Disaster Relief Fund
Rapid Response Fund
Foundation for Louisiana’s Equitable Disaster Response Framework undergirds the foundation’s response to community emergencies and disasters, recognizing that they require swift, on-the-ground philanthropic responses and ongoing strategic analysis. The Rapid Response Fund is designed to organize financial and technical resources that strengthens local, on-the-ground groups in high-impact disaster response — now and through the critical long-term disaster recovery and rebuilding phases.
While grants to the Rapid Response Fund are often made in the immediate aftermath of a major disaster, we know from experience that building resilience within the city and state is best achieved through advanced investments to support preparedness. A multi-pronged approach that addresses all stages of the disaster cycle will create more enduring outcomes for Louisiana families. Since we work on community resilience in and out of disaster time, we are acutely aware of opportunities to support Louisiana communities when disaster strikes. Here is an example of our long-term resilience building work that was born out of the foundation’s equitable disaster response framework: https://lasafe.la.gov/2018/04/20/gov-edwards-unveils-major-la-safe-flood-resilience-projects/
What Do We Fund?
To be certain, the government’s response has dramatically improved since Hurricane Katrina. We know that first responders save lives, serve evacuees and assess the recovery landscape. Philanthropic organizations like Foundation for Louisiana, meanwhile, are prepared to focus financial and strategic resources to ensure disaster-impacted families get the attention they need and can have a say in the critical decisions that will dictate the terms of their recovery.
By contributing to FFL’s Rapid Response Fund, you can support the foundation to provide assistance for immediate needs, long-term recovery and ongoing preparedness activities.
Building on our experience and expertise, we will use our capacity to work with organizations that are involved with providing assistance and have sustained prior relationships with individuals and families in the affected areas. As a statewide philanthropic organization whose roots are in disaster response and recovery, we are able to provide responsive assistance and ensure that devastated communities rebuild and become more resilient.

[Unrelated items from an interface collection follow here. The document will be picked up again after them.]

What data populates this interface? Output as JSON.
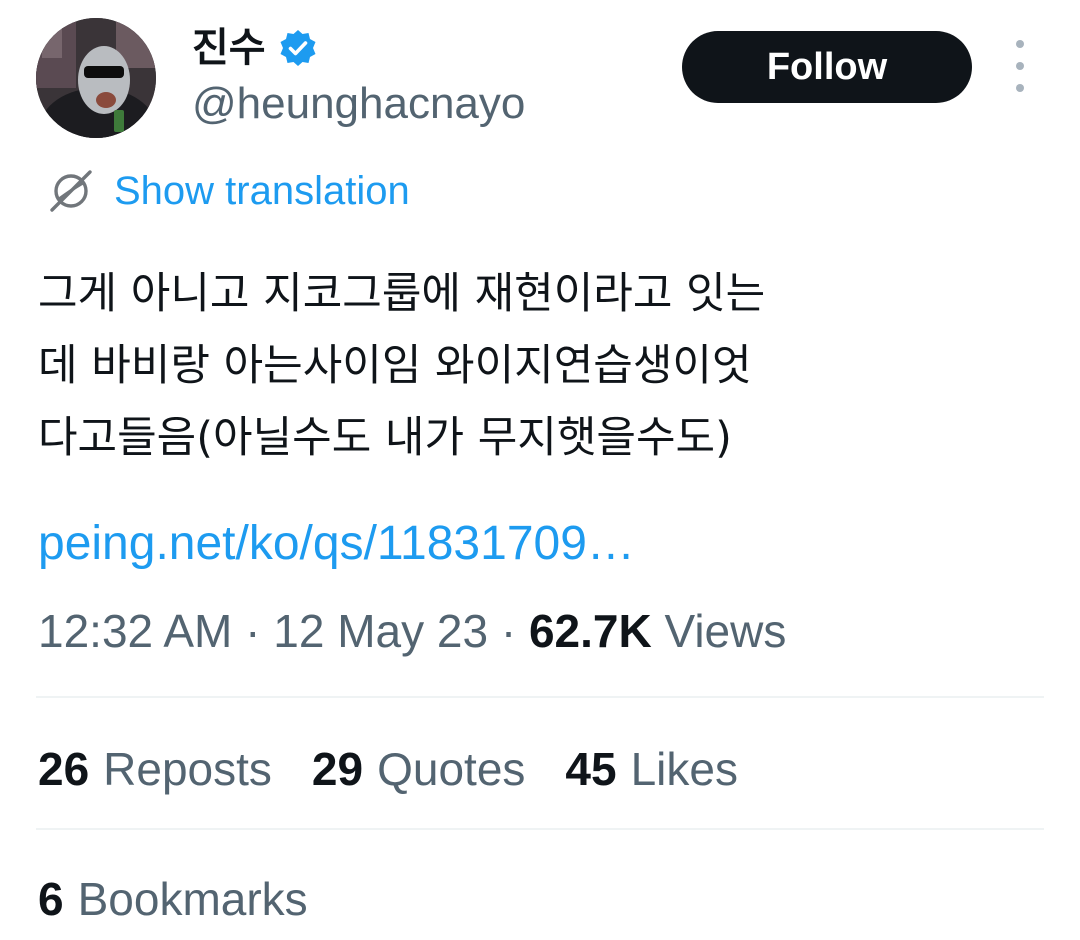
{
  "author": {
    "display_name": "진수",
    "handle": "@heunghacnayo",
    "verified_icon": "verified-badge-icon",
    "avatar_icon": "avatar-image"
  },
  "actions": {
    "follow_label": "Follow",
    "more_icon": "more-vertical-icon"
  },
  "translation": {
    "label": "Show translation",
    "icon": "translate-globe-icon"
  },
  "tweet": {
    "text": "그게 아니고 지코그룹에 재현이라고 잇는\n데 바비랑 아는사이임 와이지연습생이엇\n다고들음(아닐수도 내가 무지햇을수도)",
    "link": "peing.net/ko/qs/11831709…"
  },
  "meta": {
    "time": "12:32 AM",
    "separator": " · ",
    "date": "12 May 23",
    "views_count": "62.7K",
    "views_label": "Views"
  },
  "stats": {
    "reposts_count": "26",
    "reposts_label": "Reposts",
    "quotes_count": "29",
    "quotes_label": "Quotes",
    "likes_count": "45",
    "likes_label": "Likes",
    "bookmarks_count": "6",
    "bookmarks_label": "Bookmarks"
  },
  "colors": {
    "accent": "#1d9bf0",
    "text_primary": "#0f1419",
    "text_secondary": "#536471",
    "divider": "#eff3f4",
    "button_bg": "#0f1419"
  }
}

Recent Rapid Response Fund Grantees
Through the generosity of foundations, businesses and individual donors, FFL was able to provide 17 grants to organizations that responded to the Great Flood of 2016, allowing them to expand services and respond to emergent issues in Baton Rouge. For example:
- STAR (Sexual Trauma Awareness and Response) – A grant of $40,000 to STAR allowed them to hire an additional counselor to support victims of violence who were also affected by the flood. This completely eliminated the waiting list that had grown dramatically following the flood.
- Save the Children US – A grant of $50,000 hired a Resilience Coordinator to plan and network the delivery of age appropriate psychosocial support to children affected by the flood.
- Upbring (Lutheran Social Services Disaster Response) – A grant of $15,000 provided case management and housing support to approximately 20 families still living in hotel rooms nearly six months after the floods.
- MidCity Redevelopment Alliance – A challenge grant of $12,500 is supporting the completion of a dormitory to support volunteer housing. A partnership between six rebuilding organizations, this Volunteer House will be able to support up to 7,300 single night stays per year.
- East Baton Rouge Council on Aging – A $25,000 grant provided 254 services hours of counseling and 160 appliances to flood affected seniors.
- Individuals and families have the right to maintain their dignity amidst disaster. Their knowledge of what is right for them and their family is paramount.
- Investing in preparedness and resilience building activities can reduce inequity and increased sustainability.
- Improving access to economic resources and opportunity - including building social capital and improving external social ties - in advance of disasters provides the greatest opportunities for resilience and enhances the ability of communities to return and rebuild.
- Providing financial support to strengthen local, on-the-ground strengthening efforts builds high-impact disaster response — now and through the critical long-term disaster recovery and rebuilding phases.
- Understanding how to address impacts of climate change and disasters can come from grassroots wisdom as well as technical expertise.
A multi-pronged approach to recovery creates more enduring outcomes for Louisiana families. Please consider donating to support this important work.